The bank’s monetary policy committee kept its overnight deposit rate, overnight lending rate and the rate of the main operation at 16.25 per cent, 17.25 per cent and 16.75 per cent, respectively.

The discount rate was also held at 16.75 per cent.

"The MPC decided to maintain key policy rates unchanged in today’s meeting in order to assess the impact of the implemented front-loaded tightening policies in a data-driven manner," the committee said on Thursday evening.

Most analysts expected an interest rate increase of between 100 and 200 basis points, while others forecast the rate would remain unchanged due to recent rises.

In 2022, the committee raised rates by a combined 800 basis points in four of its eight meetings, including two special meetings in March and October.

At its last meeting in December, the regulator increased rates by a larger-than-expected 300 basis points, after a 200-point cut in October.

"The CBE decided to wait and test the impact of previous rate hikes on inflation," Noaman Khaled, an economist with the National Bank of Kuwait, told The National.

"We continue to expect that there will need to be further rate hikes, crucial to bring down inflation in the coming months."

Russia’s invasion of Ukraine last February has had a devastating effect on Egypt’s economy, leading to a higher import bill, declining foreign currency reserves and record inflation.

The country’s annual urban consumer inflation rose sharply in December to 21.3 per cent, its highest level in five years.

The International Monetary Fund approved a $3 billion loan for Egypt, provided it enacts reforms and commits to a permanent shift to a flexible exchange rate.

Egypt has allowed its currency to depreciate by nearly 50 per cent over the past year, with the official rate of the pound now at 30 to the dollar.


The central bank said forecasts for international commodity prices had marginally tightened compared to those underlying its previous meeting.

It said financial conditions had continued to ease for the US economy and "broadly stabilised" in the eurozone.

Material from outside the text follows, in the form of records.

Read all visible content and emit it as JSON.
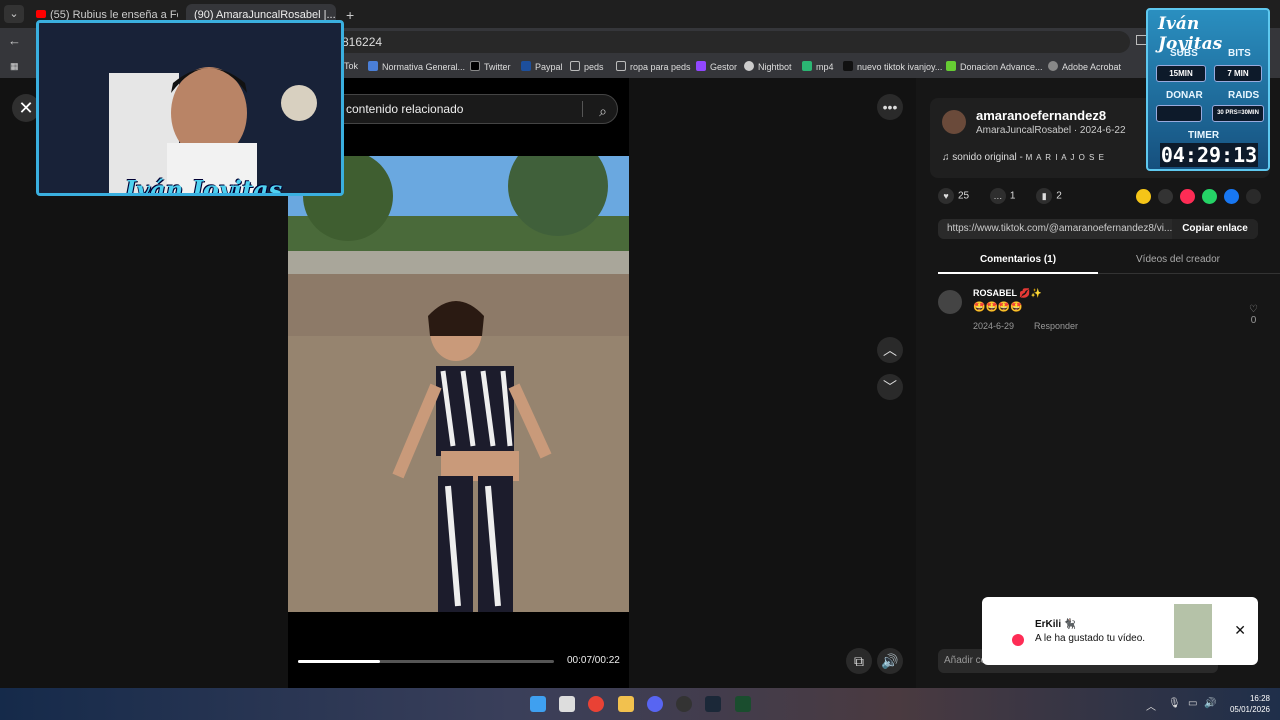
{
  "browser": {
    "tabs": [
      {
        "title": "(55) Rubius le enseña a Folag..."
      },
      {
        "title": "(90) AmaraJuncalRosabel |..."
      }
    ],
    "url_fragment": "816224",
    "bookmarks": [
      "Tok",
      "Normativa General...",
      "Twitter",
      "Paypal",
      "peds",
      "ropa para peds",
      "Gestor",
      "Nightbot",
      "mp4",
      "nuevo tiktok ivanjoy...",
      "Donacion Advance...",
      "Adobe Acrobat"
    ]
  },
  "player": {
    "search_placeholder": "contenido relacionado",
    "time": "00:07/00:22",
    "progress": 0.32
  },
  "author": {
    "username": "amaranoefernandez8",
    "subline": "AmaraJuncalRosabel · 2024-6-22",
    "sound_label": "sonido original -",
    "sound_artist": "M A R I A J O S E"
  },
  "stats": {
    "likes": "25",
    "comments": "1",
    "saves": "2"
  },
  "share_colors": [
    "#f5c518",
    "#333333",
    "#fe2c55",
    "#25d366",
    "#1877f2",
    "#2a2a2a"
  ],
  "link": {
    "url": "https://www.tiktok.com/@amaranoefernandez8/vi...",
    "copy_label": "Copiar enlace"
  },
  "panel_tabs": {
    "comments": "Comentarios (1)",
    "creator_videos": "Vídeos del creador"
  },
  "comment": {
    "name": "ROSABEL 💋✨",
    "text": "🤩🤩🤩🤩",
    "date": "2024-6-29",
    "reply": "Responder",
    "likes": "0"
  },
  "add_comment": "Añadir co",
  "notification": {
    "user": "ErKili 🐈‍⬛",
    "text": "A le ha gustado tu vídeo."
  },
  "stream_overlay": {
    "webcam_title": "Iván Joyitas",
    "title": "Iván Joyitas",
    "subs_label": "SUBS",
    "subs_value": "15MIN",
    "bits_label": "BITS",
    "bits_value": "7 MIN",
    "donar_label": "DONAR",
    "donar_value": "",
    "raids_label": "RAIDS",
    "raids_value": "30 PRS=30MIN",
    "timer_label": "TIMER",
    "timer_value": "04:29:13"
  },
  "taskbar": {
    "time": "16:28",
    "date": "05/01/2026"
  }
}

At the same time, the outlook for international commodity prices remains uncertain, as "several factors contribute to upside and downside pressures".

They include the expected global economic slowdown, the loosening of Covid-19 restrictions in China and the Russia-Ukraine war, the MPC said.

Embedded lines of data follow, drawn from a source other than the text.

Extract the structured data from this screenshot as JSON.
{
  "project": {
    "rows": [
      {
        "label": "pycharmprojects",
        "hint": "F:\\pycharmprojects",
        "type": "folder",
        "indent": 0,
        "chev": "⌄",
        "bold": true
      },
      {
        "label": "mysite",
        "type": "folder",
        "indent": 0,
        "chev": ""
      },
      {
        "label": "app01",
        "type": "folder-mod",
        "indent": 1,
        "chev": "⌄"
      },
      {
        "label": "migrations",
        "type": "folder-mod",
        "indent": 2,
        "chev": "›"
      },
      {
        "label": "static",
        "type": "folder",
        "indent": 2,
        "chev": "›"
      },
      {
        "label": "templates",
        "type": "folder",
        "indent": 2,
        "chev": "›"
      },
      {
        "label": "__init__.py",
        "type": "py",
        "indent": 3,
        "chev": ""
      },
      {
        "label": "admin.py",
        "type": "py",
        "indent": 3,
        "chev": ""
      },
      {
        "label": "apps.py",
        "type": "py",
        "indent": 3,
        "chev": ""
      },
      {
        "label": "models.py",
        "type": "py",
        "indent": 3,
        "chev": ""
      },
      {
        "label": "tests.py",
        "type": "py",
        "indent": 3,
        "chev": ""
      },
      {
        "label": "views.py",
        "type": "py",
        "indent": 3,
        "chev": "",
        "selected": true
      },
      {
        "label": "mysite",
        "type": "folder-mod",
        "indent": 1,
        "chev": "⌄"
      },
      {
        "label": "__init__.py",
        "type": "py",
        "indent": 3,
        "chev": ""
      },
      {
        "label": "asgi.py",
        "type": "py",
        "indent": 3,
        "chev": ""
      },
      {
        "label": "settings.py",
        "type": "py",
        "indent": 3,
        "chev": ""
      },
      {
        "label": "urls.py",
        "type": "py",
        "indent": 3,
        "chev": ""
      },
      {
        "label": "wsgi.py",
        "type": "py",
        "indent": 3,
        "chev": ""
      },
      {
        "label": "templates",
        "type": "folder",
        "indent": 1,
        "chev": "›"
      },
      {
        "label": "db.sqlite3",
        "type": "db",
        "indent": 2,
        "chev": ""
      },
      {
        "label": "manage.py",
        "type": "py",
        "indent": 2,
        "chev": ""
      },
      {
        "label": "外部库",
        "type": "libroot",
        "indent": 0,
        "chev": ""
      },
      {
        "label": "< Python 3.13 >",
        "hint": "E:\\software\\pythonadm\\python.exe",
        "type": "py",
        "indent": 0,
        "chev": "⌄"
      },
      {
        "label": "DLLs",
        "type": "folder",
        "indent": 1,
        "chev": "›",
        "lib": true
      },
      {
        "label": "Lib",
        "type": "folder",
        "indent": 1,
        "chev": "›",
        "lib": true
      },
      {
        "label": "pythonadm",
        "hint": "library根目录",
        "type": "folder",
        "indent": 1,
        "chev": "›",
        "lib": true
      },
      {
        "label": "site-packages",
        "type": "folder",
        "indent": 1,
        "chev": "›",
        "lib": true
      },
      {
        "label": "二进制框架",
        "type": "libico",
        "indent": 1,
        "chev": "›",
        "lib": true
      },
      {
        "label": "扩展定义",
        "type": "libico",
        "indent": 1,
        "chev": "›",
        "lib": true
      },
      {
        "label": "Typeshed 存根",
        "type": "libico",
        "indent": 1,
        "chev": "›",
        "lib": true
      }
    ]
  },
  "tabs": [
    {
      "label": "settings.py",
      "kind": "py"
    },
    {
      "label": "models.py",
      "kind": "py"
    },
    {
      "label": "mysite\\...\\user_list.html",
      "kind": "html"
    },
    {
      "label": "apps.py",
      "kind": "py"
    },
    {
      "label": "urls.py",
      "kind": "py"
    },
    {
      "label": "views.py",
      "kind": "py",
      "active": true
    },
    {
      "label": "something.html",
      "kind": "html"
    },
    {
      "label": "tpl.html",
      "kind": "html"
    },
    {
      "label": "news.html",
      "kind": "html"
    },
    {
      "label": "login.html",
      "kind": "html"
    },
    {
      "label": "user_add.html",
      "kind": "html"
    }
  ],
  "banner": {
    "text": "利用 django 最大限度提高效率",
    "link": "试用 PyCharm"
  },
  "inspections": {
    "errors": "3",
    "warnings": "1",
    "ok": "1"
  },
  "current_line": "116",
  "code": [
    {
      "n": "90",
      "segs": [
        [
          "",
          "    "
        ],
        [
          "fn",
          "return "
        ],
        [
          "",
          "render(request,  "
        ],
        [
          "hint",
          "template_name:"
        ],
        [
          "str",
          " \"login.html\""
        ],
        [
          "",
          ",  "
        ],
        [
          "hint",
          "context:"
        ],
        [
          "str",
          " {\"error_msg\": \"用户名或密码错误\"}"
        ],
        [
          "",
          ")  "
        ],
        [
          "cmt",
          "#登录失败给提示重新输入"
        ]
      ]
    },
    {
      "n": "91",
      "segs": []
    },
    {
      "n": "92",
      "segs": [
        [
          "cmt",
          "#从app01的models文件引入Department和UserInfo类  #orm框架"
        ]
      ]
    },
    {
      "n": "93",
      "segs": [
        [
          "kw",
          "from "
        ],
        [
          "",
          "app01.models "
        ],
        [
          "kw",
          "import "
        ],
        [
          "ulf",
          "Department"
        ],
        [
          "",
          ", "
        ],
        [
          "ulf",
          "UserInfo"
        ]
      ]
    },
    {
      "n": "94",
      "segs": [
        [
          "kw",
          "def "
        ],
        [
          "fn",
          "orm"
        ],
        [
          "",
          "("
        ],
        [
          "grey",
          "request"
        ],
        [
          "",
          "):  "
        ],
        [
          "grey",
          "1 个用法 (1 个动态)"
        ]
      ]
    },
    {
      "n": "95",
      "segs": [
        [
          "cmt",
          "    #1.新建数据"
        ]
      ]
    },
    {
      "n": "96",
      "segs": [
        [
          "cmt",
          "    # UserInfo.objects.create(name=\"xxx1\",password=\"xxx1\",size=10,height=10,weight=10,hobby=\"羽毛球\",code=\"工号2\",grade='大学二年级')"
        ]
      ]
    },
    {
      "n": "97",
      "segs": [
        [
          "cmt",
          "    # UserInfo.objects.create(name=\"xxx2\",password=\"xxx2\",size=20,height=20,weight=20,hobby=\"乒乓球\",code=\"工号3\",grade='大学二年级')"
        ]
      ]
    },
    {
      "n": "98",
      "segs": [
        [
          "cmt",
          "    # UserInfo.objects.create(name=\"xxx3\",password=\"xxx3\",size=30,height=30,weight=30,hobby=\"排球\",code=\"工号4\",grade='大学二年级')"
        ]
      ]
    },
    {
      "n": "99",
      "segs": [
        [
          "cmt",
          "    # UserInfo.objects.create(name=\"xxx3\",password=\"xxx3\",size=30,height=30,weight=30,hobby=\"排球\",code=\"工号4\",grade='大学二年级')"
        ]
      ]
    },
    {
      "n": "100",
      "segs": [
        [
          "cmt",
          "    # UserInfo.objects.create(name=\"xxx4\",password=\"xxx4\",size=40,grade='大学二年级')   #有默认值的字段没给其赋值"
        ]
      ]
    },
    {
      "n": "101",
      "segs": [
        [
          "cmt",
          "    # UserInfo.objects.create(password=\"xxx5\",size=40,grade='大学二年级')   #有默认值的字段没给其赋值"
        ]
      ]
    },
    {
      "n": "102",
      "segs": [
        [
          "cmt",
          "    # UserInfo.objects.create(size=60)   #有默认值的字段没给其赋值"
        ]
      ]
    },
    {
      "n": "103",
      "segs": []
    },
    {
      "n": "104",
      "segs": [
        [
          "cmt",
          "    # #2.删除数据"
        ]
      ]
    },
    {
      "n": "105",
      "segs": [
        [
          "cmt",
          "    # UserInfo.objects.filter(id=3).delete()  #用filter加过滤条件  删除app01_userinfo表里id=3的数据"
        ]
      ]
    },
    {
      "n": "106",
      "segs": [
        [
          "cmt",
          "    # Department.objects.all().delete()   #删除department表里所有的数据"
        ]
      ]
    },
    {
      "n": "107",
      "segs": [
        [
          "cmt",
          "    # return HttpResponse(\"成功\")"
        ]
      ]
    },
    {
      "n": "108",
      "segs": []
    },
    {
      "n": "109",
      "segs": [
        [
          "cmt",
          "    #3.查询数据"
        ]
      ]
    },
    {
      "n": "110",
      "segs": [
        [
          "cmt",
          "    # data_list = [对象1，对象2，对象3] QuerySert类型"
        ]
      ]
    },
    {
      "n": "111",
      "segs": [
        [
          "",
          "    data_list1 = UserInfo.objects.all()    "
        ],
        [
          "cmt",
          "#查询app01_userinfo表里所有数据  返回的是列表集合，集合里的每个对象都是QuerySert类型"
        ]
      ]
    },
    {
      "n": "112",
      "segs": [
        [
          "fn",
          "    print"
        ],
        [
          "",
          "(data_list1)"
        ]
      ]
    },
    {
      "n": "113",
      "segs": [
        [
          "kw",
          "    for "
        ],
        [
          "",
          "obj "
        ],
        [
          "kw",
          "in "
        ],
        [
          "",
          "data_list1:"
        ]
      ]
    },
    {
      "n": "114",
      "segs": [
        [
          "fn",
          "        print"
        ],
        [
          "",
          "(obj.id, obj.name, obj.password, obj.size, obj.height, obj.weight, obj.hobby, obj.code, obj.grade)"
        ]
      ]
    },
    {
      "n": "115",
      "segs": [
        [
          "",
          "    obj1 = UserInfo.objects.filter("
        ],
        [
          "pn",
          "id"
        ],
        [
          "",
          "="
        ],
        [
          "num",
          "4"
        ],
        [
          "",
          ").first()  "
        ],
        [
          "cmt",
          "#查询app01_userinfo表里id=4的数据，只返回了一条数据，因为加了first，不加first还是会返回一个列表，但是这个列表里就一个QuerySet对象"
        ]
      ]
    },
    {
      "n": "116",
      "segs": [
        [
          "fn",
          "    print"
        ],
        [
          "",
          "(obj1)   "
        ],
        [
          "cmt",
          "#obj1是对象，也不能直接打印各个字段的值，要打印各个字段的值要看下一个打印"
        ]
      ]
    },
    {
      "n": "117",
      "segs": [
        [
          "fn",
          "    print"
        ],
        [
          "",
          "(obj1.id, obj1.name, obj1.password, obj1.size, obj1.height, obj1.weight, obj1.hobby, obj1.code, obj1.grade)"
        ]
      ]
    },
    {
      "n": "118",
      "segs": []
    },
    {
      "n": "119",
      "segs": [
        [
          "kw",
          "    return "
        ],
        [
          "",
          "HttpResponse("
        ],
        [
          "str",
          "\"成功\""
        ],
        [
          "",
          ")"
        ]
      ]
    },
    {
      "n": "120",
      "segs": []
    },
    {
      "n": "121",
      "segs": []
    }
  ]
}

The average annual headline inflation recorded 18.7 per cent during the fourth quarter of 2022, compared to its target of about 7 per cent.

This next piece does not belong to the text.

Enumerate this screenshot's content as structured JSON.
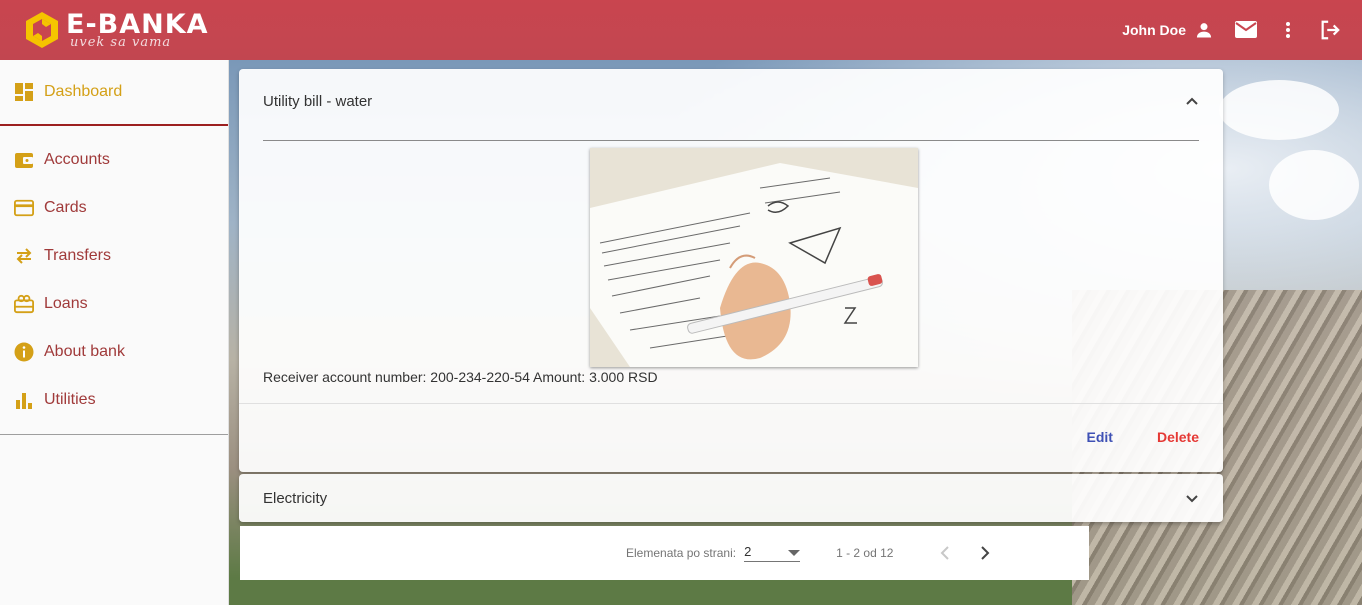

The central bank is aiming for the 7 per cent rate, plus or minus 2 percentage points, by the fourth quarter of 2024. That matches the IMF’s forecast that inflation will ease to about 7 per cent by fiscal year 2024-25.

But analysts anticipate that inflation has not yet reached its peak.

Mr Khaled said consumer inflation figures due out next week could come in at about 23 to 24 per cent.

Naeem Holding also expects inflation to increase in January to about 23 per cent, "due to the fresh pass-through impacts of the 16 per cent EGP devaluation since the start of the new year".

Inflation could peak in March because of an expected 10 per cent rise in fuel prices and "our assessment that the EGP [Egyptian pound] is close to equilibrium in the interbank market, anticipating no major swings from the current level", the investment bank said in a research note on Thursday.

Amr Elalfy, head of research at Cairo-based Prime Holding, said he expected the central bank would increase rates in March.

“The rationale is that inflation will stay higher for longer, peaking in Q1 2023 and coinciding with the Ramadan season before moderating in H2 2023,” he told The National.

Egypt opened Ramadan markets offering basic commodities at cheaper prices in January, nearly three months before the holy month, to help ease inflationary pressures.

Nearly one third of the country’s 104 million people live in poverty.

In an effort to preserve foreign currency supplies, many banks have placed limits on foreign cash withdrawals and the government has postponed some national projects.

Banque Misr and the National Bank of Egypt issued certificates of deposit with a record 25 per cent annual yield last month, pulling in 460 billion pounds ($15 billion) until they were taken off the market on Tuesday.

Updated: February 06, 2023, 10:25 AM